[Data about app and page elements]

*****

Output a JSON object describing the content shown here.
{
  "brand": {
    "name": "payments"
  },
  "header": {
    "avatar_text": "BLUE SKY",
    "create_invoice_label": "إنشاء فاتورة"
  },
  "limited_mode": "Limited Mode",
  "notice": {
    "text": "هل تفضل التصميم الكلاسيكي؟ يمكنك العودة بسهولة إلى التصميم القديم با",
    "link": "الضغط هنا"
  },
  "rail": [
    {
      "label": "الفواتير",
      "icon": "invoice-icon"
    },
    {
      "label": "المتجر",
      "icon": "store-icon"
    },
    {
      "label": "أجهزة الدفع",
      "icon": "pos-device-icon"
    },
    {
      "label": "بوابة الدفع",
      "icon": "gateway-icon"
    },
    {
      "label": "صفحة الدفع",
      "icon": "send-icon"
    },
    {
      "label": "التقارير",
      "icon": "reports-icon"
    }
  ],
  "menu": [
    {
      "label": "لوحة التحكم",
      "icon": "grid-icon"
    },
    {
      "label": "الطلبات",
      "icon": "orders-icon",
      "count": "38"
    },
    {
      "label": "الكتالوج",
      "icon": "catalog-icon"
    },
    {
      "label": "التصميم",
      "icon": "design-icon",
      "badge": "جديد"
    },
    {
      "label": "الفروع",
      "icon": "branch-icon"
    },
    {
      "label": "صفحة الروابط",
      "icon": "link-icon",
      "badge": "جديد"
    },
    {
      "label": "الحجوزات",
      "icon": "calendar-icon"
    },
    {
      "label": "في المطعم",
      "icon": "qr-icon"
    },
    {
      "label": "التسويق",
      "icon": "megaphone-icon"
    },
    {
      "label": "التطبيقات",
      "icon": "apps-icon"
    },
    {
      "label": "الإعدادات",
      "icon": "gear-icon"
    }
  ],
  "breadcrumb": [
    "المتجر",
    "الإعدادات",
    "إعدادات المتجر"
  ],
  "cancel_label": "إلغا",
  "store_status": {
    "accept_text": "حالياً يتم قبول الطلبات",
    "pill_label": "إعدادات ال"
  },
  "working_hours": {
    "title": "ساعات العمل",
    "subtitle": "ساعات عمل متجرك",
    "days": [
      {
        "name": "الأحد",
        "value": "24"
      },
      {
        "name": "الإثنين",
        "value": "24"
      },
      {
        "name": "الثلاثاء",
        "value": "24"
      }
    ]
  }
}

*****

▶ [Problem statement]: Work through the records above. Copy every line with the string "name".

▶ [Solution below]:
    "name": "payments"
        "name": "الأحد",
        "name": "الإثنين",
        "name": "الثلاثاء",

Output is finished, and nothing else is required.